How to Pack

I took my brother’s camping backpack with me, which had about seven pockets, 13 zippers, and towered above my head. I sifted through numerous travel blogs before leaving on my trip, trying to find out what I needed for six weeks abroad and how I could carry it all with me. One of the best pieces of advice I found out there is to make sure every article of clothing you bring goes with everything else in your bag. In other words, if you have a shirt that is so cute but only looks good with one specific pair of jeans, don’t bring it. You’re going to be so short on luggage room, only bring items you wear often, are comfortable in, and go with each other. Also, bring little travel bottles of shampoo, conditioner, and whatever shower necessities you like. We stayed in hostels, (even tents) and discount places won’t provide essentials like these. Finally, invest in a super comfortable, durable pair of hiking sandals! I used a cheaper version of Birk’s and they worked perfectly for me. The last thing you want is to be crawling through Rome because your feet are blistered.

How to Budget

Financing your own travels as a broke college student is hard, but not impossible! We primarily used to book our lodgings, which turned out really well. However, if you’re going to travel on the cheap, you have to truly commit yourself to it. Both my friend and I were ready to be uncomfortable, do anything to save money, and were focused on using our money to see more places rather than stay in luxurious hotels. To some people, staying over night in Paris in a tiny tent on the ground with an outdoor bathroom sounds terrible! And that’s ok. Be honest with yourself about what you want, because otherwise being less comfortable than you had intended will ruin your trip. You can also save on museums and tours by researching before you get there, to find out student discounts. In Europe, many places give discounts to under-26-year-olds. For food, we splurged on a big, authentic meal once a day. We’d eat cheap breakfasts, like fruit and bread (typical European breakfast) and then go all out for lunch or dinner. That way, we’d get a taste of every country without spending $20 three times a day on meals. You will spend the most money on transportation and lodging. Research hostel prices and determine how many nights you can afford to stay in a city, and plan accordingly with travel expenses. Flying between European countries is often cheaper (and faster) than trains, and staying in hostels outside of the city is cheaper than staying in the heart of it.

You Can’t Plan Everything

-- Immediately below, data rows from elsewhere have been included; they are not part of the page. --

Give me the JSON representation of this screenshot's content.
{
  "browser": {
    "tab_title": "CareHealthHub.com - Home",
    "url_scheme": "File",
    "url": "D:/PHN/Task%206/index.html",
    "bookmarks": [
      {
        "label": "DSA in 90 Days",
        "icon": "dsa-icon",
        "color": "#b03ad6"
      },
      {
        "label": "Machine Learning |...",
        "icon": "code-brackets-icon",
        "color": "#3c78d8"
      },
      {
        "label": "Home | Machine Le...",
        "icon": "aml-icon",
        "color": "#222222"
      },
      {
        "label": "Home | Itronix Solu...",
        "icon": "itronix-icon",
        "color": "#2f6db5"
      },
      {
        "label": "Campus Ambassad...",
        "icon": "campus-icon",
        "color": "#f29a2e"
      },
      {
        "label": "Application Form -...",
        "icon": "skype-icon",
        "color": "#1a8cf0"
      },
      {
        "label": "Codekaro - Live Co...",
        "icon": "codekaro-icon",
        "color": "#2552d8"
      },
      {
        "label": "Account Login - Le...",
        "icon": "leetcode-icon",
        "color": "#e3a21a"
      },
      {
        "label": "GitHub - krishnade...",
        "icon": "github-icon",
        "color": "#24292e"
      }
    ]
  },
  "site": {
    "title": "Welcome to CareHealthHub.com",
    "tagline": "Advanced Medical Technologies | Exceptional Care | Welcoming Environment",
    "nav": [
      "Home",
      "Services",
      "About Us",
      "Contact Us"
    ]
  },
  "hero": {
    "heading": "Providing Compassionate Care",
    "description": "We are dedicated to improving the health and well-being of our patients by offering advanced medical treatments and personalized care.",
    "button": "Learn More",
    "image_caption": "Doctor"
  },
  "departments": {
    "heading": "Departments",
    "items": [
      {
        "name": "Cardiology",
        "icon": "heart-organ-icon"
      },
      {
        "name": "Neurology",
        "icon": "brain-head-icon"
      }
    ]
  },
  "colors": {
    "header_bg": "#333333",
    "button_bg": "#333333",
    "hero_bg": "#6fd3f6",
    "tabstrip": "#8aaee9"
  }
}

You can’t, we tried. Do plan out as much as you can control, but be ok with the fact that some of your plans are going to fall through and you will be met with obstacles. Backpacking or traveling on your own is different than a vacation; it takes some effort, planning, and you will learn as much about traveling as you do about yourself. We had some transportation issues. In Italy especially, buses and trains are usually late, and this caused as a few schedule complications. But as you go, you’ll learn to adapt to challenges and fix problems quickly. Traveling with the mindset of, “I will do the research and do my best to prevent problems for myself, but understand they will arise anyway” is the best way to go.

You Can Do It

You really can! Don’t be afraid! Our parent and friends thought we were crazy. I promise, we had absolutely ZERO traveling experience, but we were able to travel by ferry, car, bus, train, and plane. We visited seven countries. We saw historical marvels of the world, tasted authentic cuisine, played tourist and immersed ourselves with locals. I’m also someone who, before this trip, couldn’t read a map. Now, I’m confident in my abilities to get myself anywhere. It will be scary, stressful, and hard at times, but those are the times you will learn and grow the most. Our ongoing joke was that we were forced to learn “hello,” “excuse me,” and “exit,” in every language we encountered, mostly taught to us by navigating our way through the underground metros. Traveling transformed my worldview, confidence, and capabilities. It can change yours too 🙂